- **About this exercise**: Which lines of the entries hold the string "Couche"? Copy each one.

Data extracts: Begin

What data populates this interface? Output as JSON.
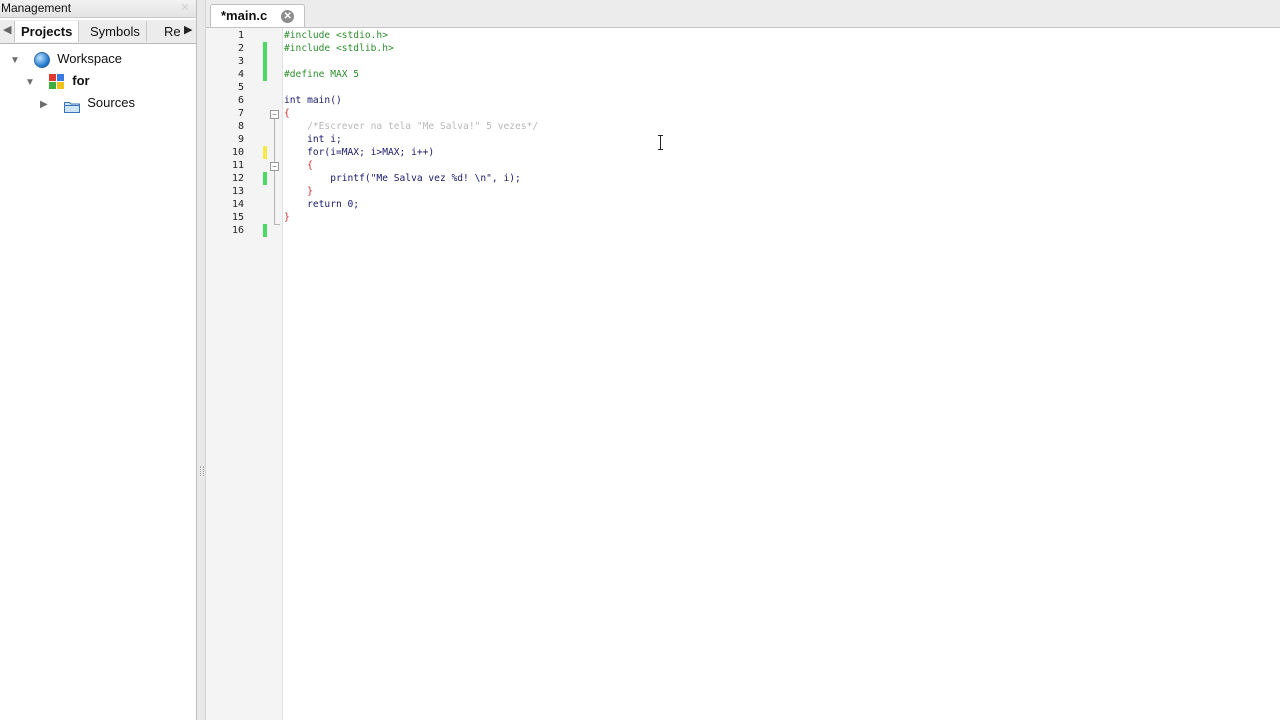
{
  "management": {
    "title": "Management",
    "tabs": [
      "Projects",
      "Symbols",
      "Re"
    ],
    "tree": [
      {
        "label": "Workspace",
        "icon": "workspace-icon"
      },
      {
        "label": "for",
        "icon": "project-icon"
      },
      {
        "label": "Sources",
        "icon": "folder-icon"
      }
    ]
  },
  "editor": {
    "tab_label": "*main.c",
    "line_numbers": [
      "1",
      "2",
      "3",
      "4",
      "5",
      "6",
      "7",
      "8",
      "9",
      "10",
      "11",
      "12",
      "13",
      "14",
      "15",
      "16"
    ],
    "lines": [
      "#include <stdio.h>",
      "#include <stdlib.h>",
      "",
      "#define MAX 5",
      "",
      "int main()",
      "{",
      "    /*Escrever na tela \"Me Salva!\" 5 vezes*/",
      "    int i;",
      "    for(i=MAX; i>MAX; i++)",
      "    {",
      "        printf(\"Me Salva vez %d! \\n\", i);",
      "    }",
      "    return 0;",
      "}",
      ""
    ]
  },
  "colors": {
    "preprocessor": "#2f8f2f",
    "keyword": "#1a1a6e",
    "comment": "#b8b8b8",
    "string": "#1c2fa8",
    "number": "#e0257a",
    "brace": "#d22b2b",
    "changed_saved": "#4cd964",
    "changed_unsaved": "#f5e84a"
  }
}
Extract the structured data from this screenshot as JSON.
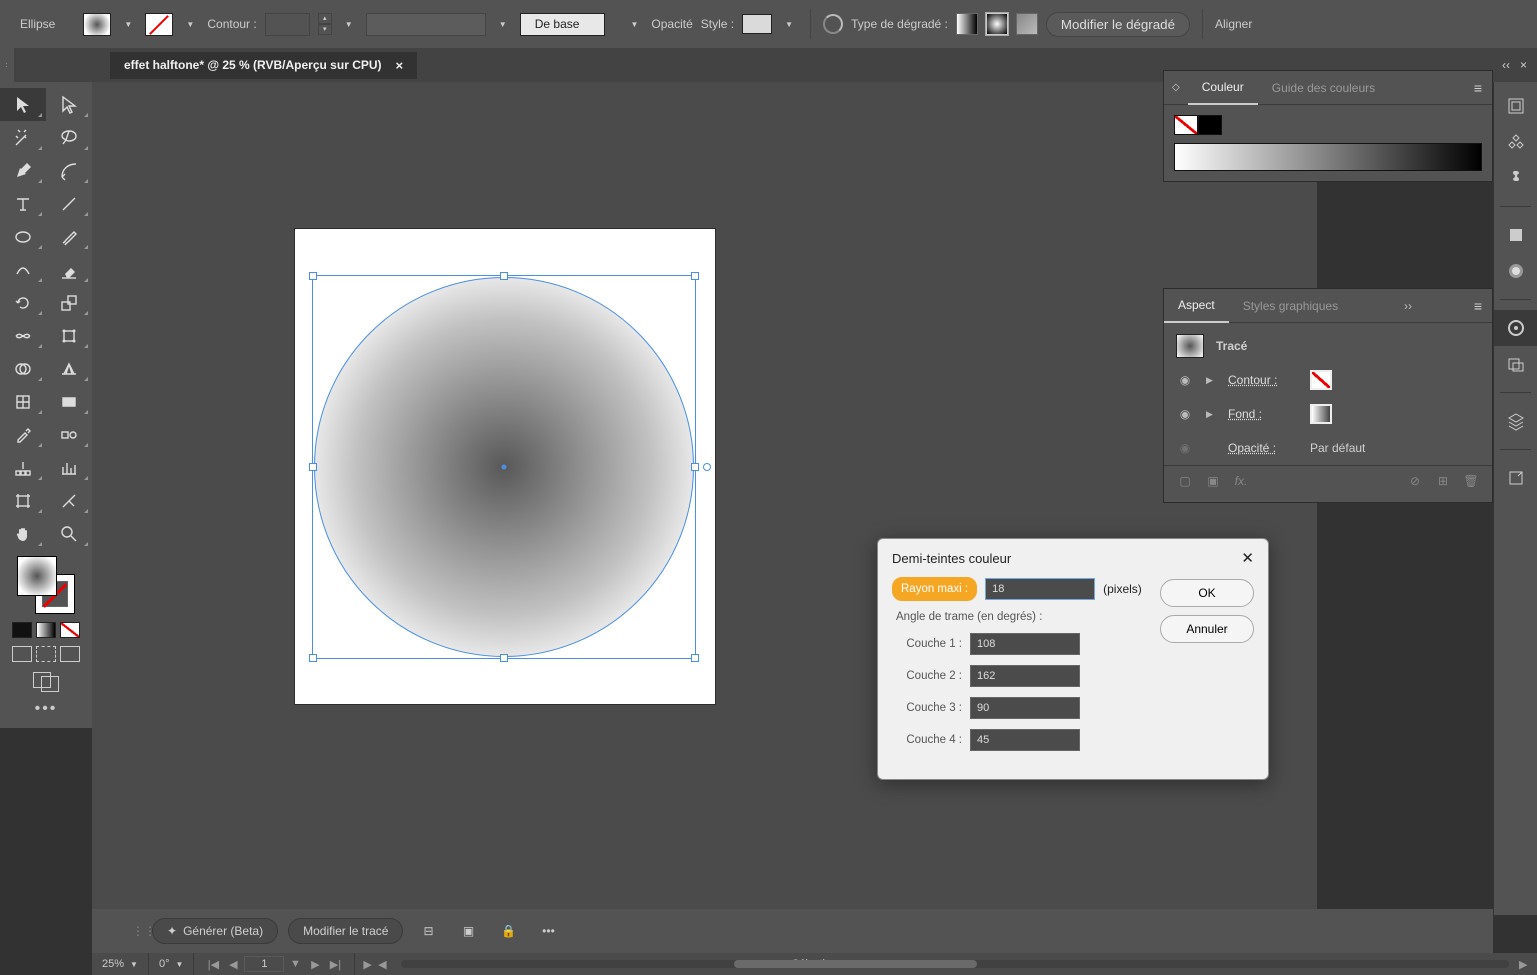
{
  "topbar": {
    "shape": "Ellipse",
    "contour_label": "Contour :",
    "stroke_style": "De base",
    "opacity_label": "Opacité",
    "style_label": "Style :",
    "grad_type_label": "Type de dégradé :",
    "edit_grad": "Modifier le dégradé",
    "align": "Aligner"
  },
  "doc": {
    "tab_title": "effet halftone* @ 25 % (RVB/Aperçu sur CPU)",
    "close": "×"
  },
  "tools": {
    "names": [
      [
        "selection",
        "direct-selection"
      ],
      [
        "magic-wand",
        "lasso"
      ],
      [
        "pen",
        "curvature"
      ],
      [
        "type",
        "line-segment"
      ],
      [
        "ellipse",
        "paintbrush"
      ],
      [
        "shaper",
        "eraser"
      ],
      [
        "rotate",
        "scale"
      ],
      [
        "width",
        "free-transform"
      ],
      [
        "shape-builder",
        "perspective-grid"
      ],
      [
        "mesh",
        "gradient"
      ],
      [
        "eyedropper",
        "blend"
      ],
      [
        "symbol-sprayer",
        "column-graph"
      ],
      [
        "artboard",
        "slice"
      ],
      [
        "hand",
        "zoom"
      ]
    ]
  },
  "color_panel": {
    "tab1": "Couleur",
    "tab2": "Guide des couleurs"
  },
  "aspect_panel": {
    "tab1": "Aspect",
    "tab2": "Styles graphiques",
    "more": "››",
    "path_label": "Tracé",
    "stroke_label": "Contour :",
    "fill_label": "Fond :",
    "opacity_label": "Opacité :",
    "opacity_val": "Par défaut",
    "fx_label": "fx."
  },
  "dialog": {
    "title": "Demi-teintes couleur",
    "max_radius_label": "Rayon maxi :",
    "max_radius_value": "18",
    "pixels": "(pixels)",
    "angle_title": "Angle de trame (en degrés) :",
    "ch1_label": "Couche 1 :",
    "ch1_val": "108",
    "ch2_label": "Couche 2 :",
    "ch2_val": "162",
    "ch3_label": "Couche 3 :",
    "ch3_val": "90",
    "ch4_label": "Couche 4 :",
    "ch4_val": "45",
    "ok": "OK",
    "cancel": "Annuler"
  },
  "taskbar": {
    "generate": "Générer (Beta)",
    "edit_path": "Modifier le tracé"
  },
  "status": {
    "zoom": "25%",
    "angle": "0°",
    "page": "1",
    "mode": "Sélection"
  }
}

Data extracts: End

- **Answer for the task**:
    "ch1_label": "Couche 1 :",
    "ch2_label": "Couche 2 :",
    "ch3_label": "Couche 3 :",
    "ch4_label": "Couche 4 :",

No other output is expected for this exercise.